▸ WHAT YOU HAVE TO DO
Go through the entries below and copy every line that holds the word "Dziś".

[Records contained in a dataset]
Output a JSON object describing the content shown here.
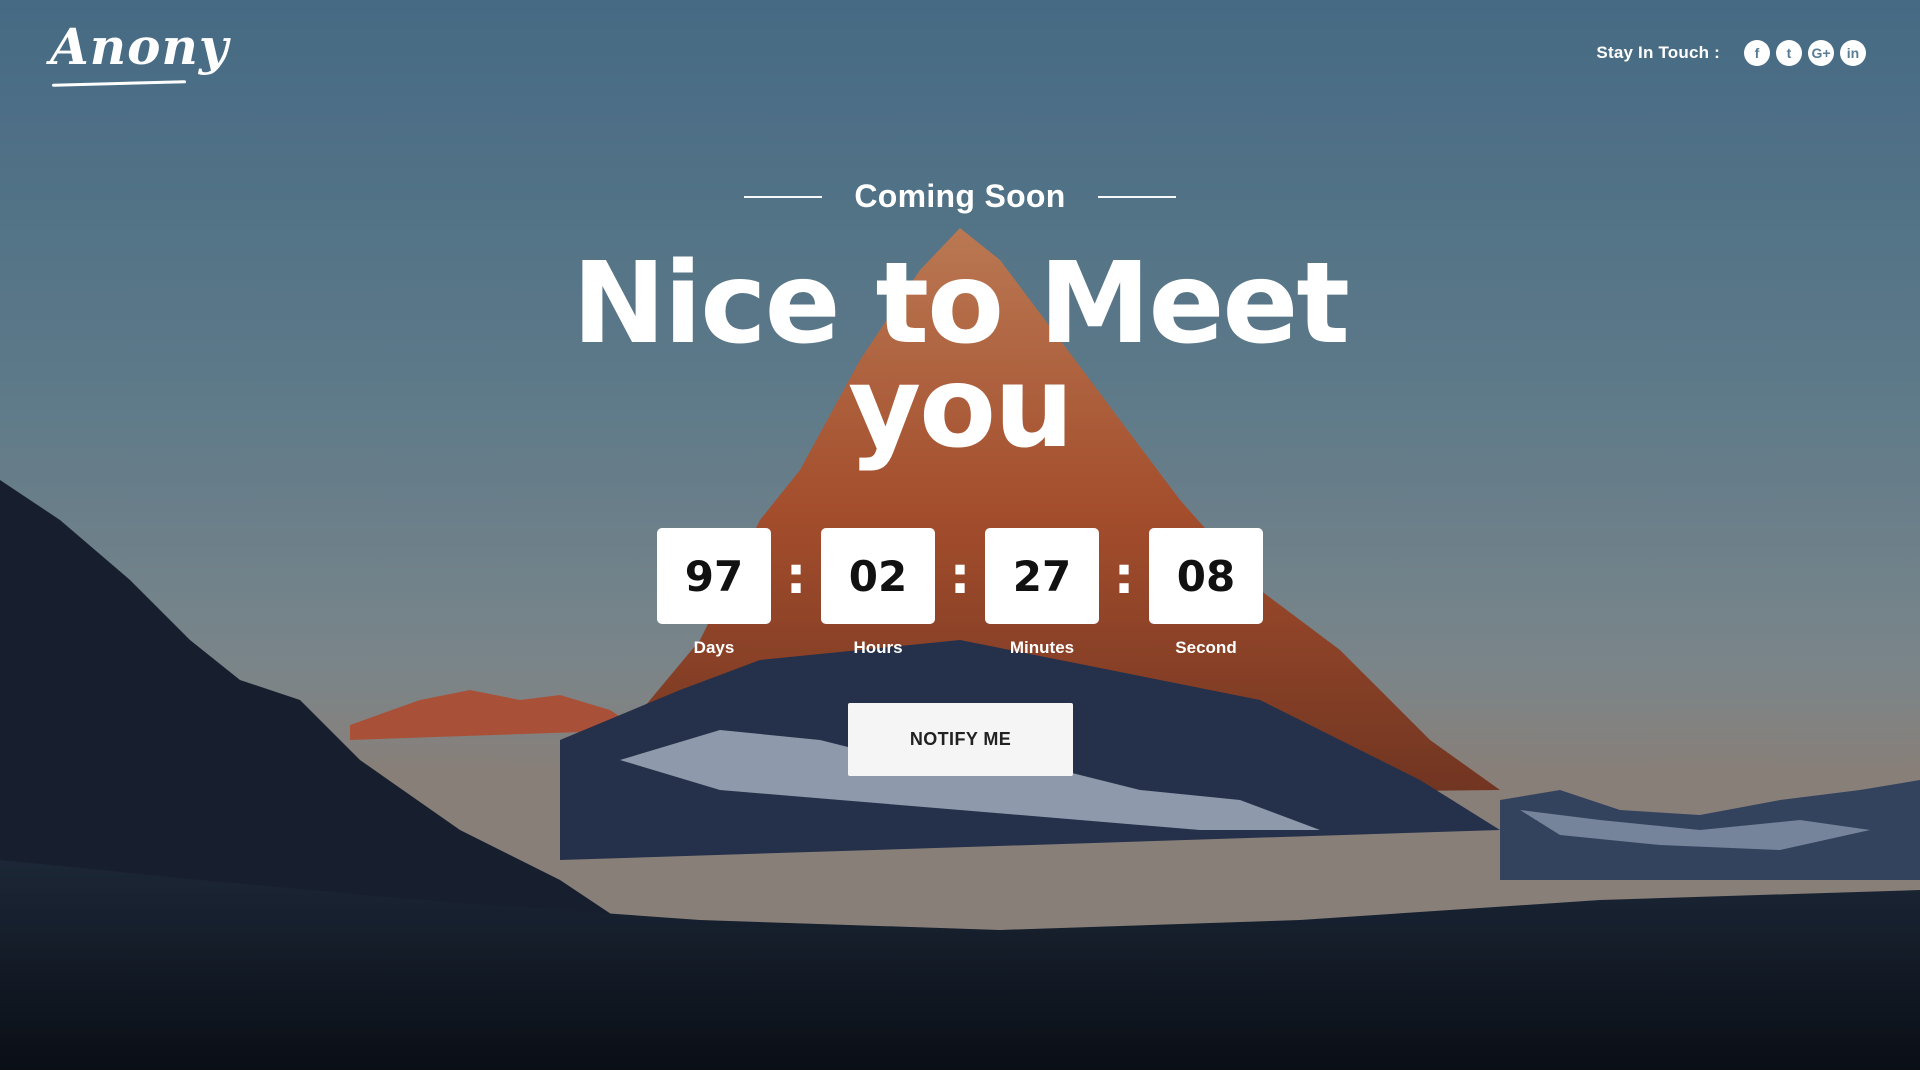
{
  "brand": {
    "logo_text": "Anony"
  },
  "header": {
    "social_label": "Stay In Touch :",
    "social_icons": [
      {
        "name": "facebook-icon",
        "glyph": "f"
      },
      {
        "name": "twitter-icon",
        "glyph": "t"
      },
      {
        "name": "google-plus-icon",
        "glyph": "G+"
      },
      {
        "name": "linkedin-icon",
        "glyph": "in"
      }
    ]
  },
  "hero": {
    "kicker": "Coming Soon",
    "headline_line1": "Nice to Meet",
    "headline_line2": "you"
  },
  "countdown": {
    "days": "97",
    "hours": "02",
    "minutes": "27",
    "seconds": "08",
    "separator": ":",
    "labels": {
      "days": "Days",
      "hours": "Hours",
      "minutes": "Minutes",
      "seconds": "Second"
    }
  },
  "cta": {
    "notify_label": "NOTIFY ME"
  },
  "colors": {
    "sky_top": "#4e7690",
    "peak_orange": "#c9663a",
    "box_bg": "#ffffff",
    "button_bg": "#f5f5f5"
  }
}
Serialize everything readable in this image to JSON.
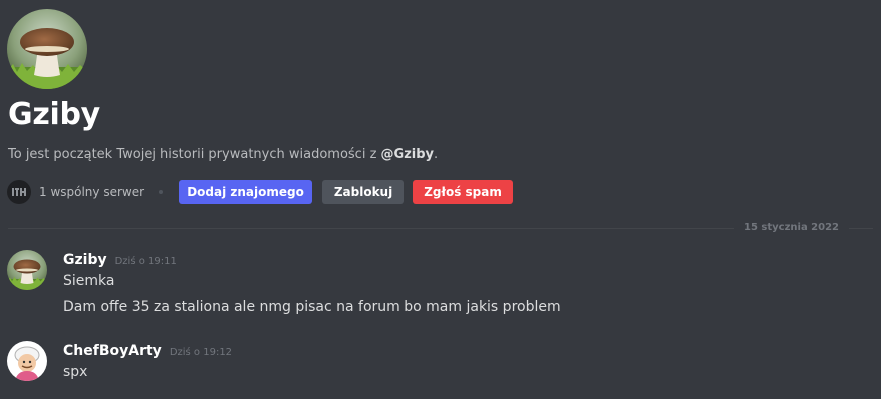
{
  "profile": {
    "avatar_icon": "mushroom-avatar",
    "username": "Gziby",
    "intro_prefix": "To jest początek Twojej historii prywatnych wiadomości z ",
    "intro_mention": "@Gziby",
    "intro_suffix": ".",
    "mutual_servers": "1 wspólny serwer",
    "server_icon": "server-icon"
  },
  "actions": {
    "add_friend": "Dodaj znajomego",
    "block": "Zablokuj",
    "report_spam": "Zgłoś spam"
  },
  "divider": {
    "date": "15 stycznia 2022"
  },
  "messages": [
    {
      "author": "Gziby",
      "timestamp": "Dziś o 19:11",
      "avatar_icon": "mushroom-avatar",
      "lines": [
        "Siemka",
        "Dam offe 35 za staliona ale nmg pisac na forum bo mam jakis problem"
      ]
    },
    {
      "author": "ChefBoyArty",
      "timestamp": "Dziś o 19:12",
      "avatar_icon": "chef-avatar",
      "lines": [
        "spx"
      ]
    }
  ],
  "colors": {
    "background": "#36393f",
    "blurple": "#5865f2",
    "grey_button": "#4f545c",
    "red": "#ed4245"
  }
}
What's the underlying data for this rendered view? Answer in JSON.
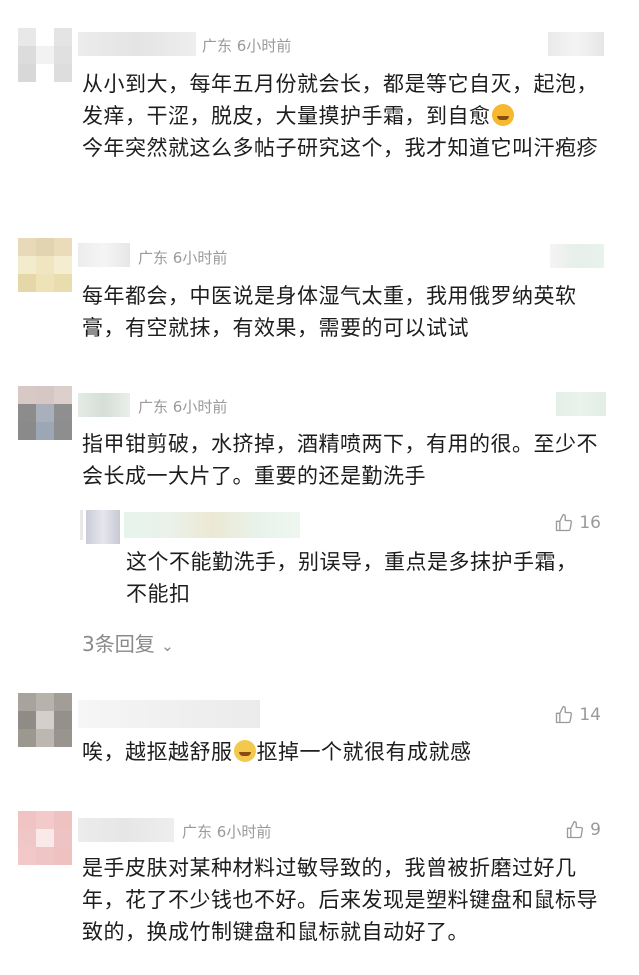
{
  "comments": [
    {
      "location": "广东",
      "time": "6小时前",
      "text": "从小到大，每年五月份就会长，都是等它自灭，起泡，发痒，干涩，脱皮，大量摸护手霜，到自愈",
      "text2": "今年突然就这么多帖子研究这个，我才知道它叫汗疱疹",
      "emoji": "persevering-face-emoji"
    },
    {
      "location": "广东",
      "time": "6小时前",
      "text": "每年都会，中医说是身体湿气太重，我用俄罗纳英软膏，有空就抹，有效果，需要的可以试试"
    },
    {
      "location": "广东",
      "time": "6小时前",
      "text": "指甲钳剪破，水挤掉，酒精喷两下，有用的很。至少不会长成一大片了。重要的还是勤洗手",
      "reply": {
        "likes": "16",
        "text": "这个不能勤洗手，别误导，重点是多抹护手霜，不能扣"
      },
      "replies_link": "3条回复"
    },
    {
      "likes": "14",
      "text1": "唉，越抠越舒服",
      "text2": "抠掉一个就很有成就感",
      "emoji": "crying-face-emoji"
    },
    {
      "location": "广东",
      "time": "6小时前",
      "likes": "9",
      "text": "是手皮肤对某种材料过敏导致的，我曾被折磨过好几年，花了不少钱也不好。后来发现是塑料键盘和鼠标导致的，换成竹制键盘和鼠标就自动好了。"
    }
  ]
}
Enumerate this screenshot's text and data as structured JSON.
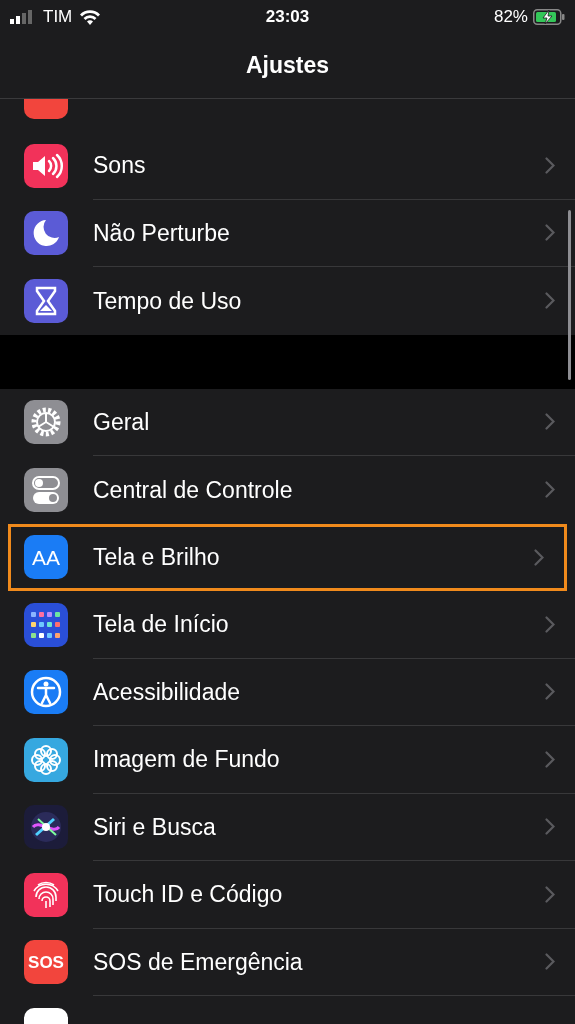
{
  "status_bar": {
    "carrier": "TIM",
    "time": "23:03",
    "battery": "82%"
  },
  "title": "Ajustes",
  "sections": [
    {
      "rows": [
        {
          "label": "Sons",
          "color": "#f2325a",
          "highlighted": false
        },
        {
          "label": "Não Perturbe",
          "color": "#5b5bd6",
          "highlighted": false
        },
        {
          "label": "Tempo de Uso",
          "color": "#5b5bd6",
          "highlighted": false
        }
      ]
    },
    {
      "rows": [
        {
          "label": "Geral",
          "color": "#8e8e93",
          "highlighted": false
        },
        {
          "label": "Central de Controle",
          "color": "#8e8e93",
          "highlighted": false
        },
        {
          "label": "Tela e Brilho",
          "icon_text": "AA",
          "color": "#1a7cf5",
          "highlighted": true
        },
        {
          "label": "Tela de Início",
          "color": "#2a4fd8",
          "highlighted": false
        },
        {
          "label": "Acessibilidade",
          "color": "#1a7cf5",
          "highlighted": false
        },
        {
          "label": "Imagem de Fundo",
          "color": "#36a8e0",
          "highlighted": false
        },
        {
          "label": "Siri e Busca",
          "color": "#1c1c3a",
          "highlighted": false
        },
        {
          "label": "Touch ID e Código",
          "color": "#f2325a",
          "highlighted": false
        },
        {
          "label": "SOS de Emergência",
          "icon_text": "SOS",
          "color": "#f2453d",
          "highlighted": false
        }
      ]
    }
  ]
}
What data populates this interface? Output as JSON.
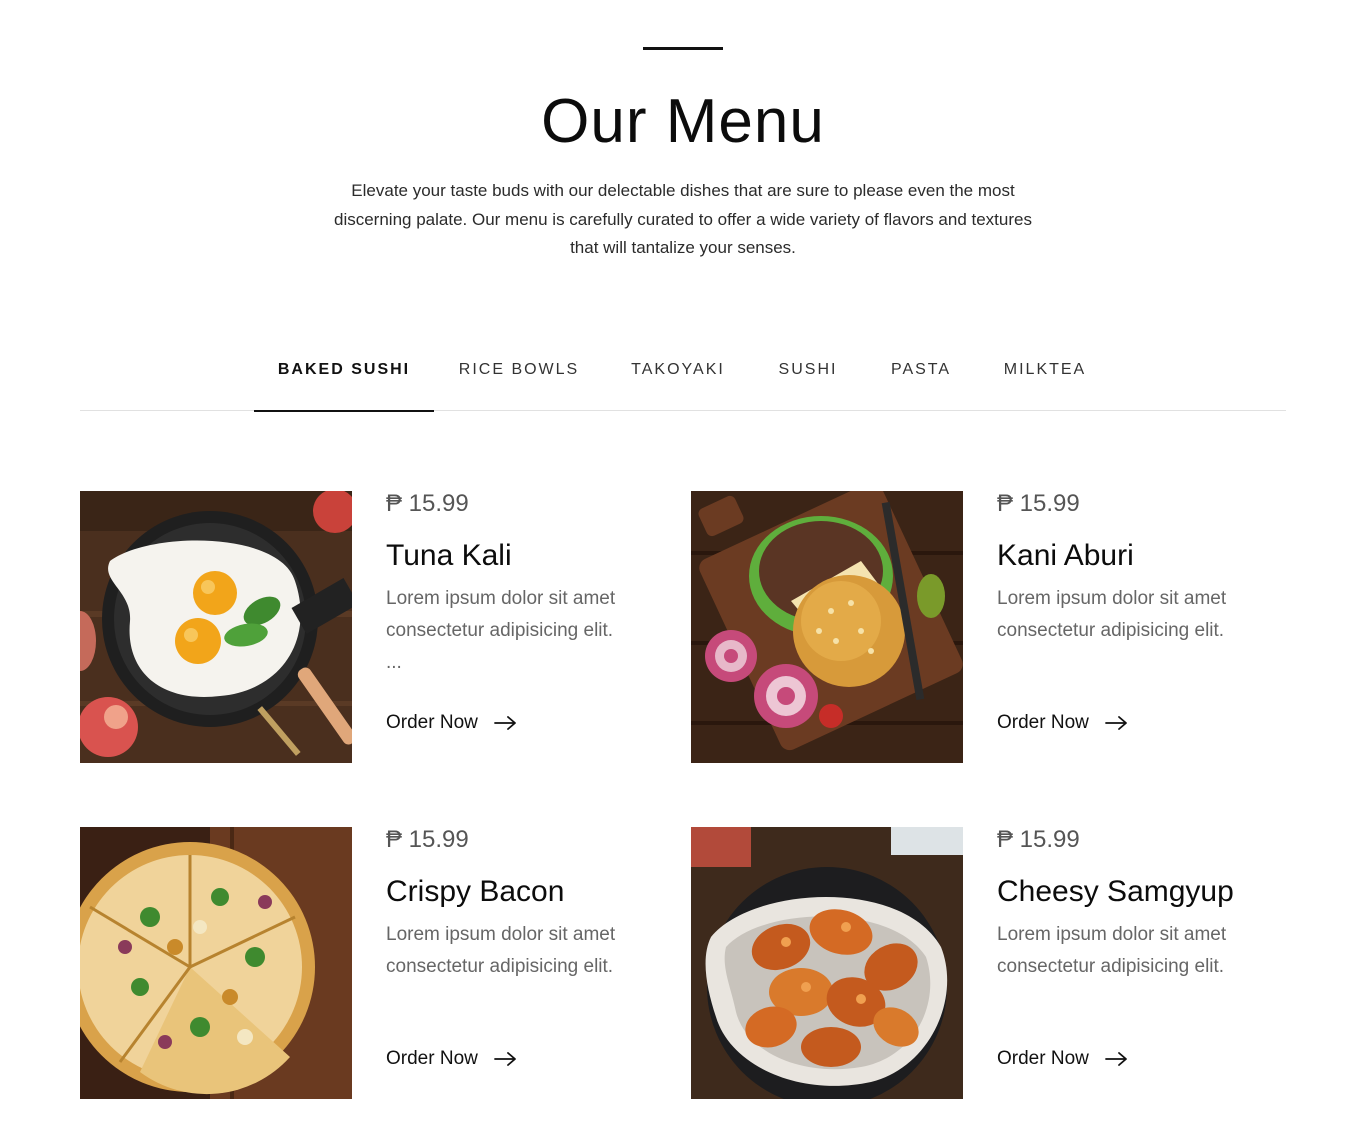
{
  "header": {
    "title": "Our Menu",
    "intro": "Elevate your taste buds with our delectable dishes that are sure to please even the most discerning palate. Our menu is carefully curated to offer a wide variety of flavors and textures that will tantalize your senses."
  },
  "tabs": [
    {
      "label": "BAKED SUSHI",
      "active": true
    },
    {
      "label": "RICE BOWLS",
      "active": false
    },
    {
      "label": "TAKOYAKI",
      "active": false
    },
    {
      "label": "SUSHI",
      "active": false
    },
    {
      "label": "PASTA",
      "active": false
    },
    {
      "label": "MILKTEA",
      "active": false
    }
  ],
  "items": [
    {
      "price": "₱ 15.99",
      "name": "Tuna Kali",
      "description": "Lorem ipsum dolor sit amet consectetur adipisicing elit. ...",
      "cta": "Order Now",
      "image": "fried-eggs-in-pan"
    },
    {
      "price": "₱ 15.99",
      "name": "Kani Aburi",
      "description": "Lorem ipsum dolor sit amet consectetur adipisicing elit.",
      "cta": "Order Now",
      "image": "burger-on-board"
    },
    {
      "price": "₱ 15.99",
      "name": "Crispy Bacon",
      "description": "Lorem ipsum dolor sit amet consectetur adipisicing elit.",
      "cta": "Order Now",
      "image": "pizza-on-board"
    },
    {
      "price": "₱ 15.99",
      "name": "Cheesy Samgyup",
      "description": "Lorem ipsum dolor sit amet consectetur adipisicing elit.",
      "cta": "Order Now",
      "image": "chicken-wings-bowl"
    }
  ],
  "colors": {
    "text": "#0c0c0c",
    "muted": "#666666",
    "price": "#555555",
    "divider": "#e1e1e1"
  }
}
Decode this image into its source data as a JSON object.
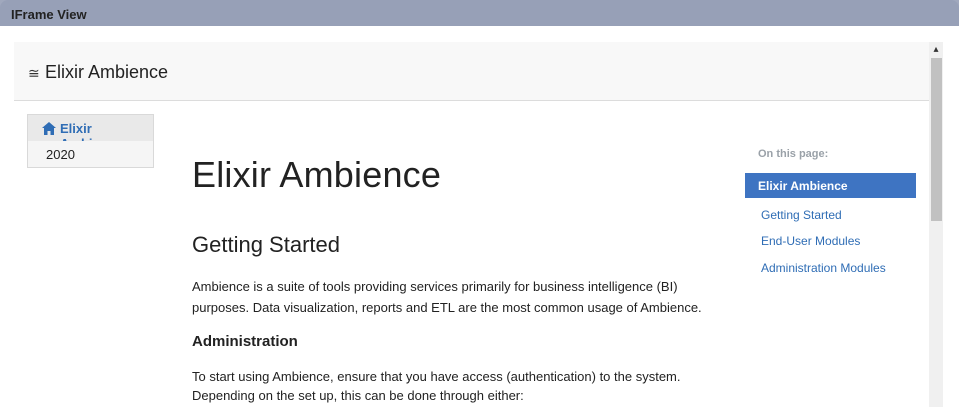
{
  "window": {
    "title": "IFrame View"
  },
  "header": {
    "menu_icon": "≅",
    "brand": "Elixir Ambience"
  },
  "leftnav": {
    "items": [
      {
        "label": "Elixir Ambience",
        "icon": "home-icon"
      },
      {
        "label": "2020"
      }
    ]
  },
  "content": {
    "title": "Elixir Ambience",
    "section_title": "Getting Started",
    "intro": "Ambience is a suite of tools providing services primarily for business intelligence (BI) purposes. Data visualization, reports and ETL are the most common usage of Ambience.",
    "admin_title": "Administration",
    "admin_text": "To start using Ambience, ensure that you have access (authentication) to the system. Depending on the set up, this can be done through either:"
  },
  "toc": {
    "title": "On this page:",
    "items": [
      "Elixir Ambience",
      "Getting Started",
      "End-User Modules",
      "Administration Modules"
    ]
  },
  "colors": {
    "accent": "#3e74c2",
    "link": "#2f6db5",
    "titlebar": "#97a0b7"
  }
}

▸ PROBLEM SOLUTION
      "timestamp": "Dziś o 19:11",
      "timestamp": "Dziś o 19:12",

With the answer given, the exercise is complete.